___ DATA PROVIDED
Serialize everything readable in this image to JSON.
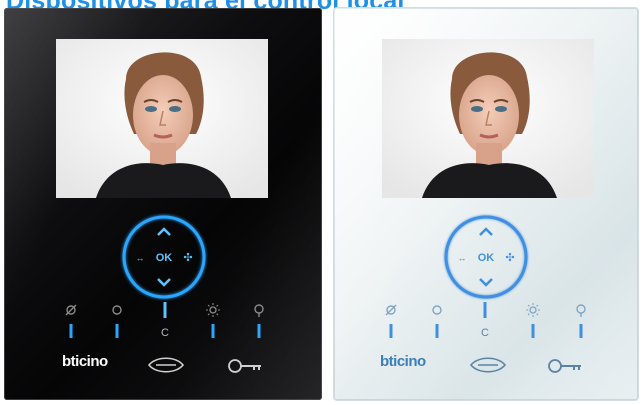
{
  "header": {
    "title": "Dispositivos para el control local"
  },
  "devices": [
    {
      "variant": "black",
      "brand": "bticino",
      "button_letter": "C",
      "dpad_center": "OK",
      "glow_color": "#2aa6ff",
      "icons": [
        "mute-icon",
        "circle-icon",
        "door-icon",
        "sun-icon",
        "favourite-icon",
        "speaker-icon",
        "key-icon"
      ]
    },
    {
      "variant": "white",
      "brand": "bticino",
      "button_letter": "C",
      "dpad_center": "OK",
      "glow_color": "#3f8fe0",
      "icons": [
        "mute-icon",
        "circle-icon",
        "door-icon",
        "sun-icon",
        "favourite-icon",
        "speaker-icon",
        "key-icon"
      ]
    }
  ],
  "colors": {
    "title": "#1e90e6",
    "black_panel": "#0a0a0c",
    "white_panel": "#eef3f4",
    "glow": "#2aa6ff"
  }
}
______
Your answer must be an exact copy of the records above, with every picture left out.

Serialize everything readable in this image to JSON.
{
  "header": {
    "title": "Dispositivos para el control local"
  },
  "devices": [
    {
      "variant": "black",
      "brand": "bticino",
      "button_letter": "C",
      "dpad_center": "OK",
      "glow_color": "#2aa6ff",
      "icons": [
        "mute-icon",
        "circle-icon",
        "door-icon",
        "sun-icon",
        "favourite-icon",
        "speaker-icon",
        "key-icon"
      ]
    },
    {
      "variant": "white",
      "brand": "bticino",
      "button_letter": "C",
      "dpad_center": "OK",
      "glow_color": "#3f8fe0",
      "icons": [
        "mute-icon",
        "circle-icon",
        "door-icon",
        "sun-icon",
        "favourite-icon",
        "speaker-icon",
        "key-icon"
      ]
    }
  ],
  "colors": {
    "title": "#1e90e6",
    "black_panel": "#0a0a0c",
    "white_panel": "#eef3f4",
    "glow": "#2aa6ff"
  }
}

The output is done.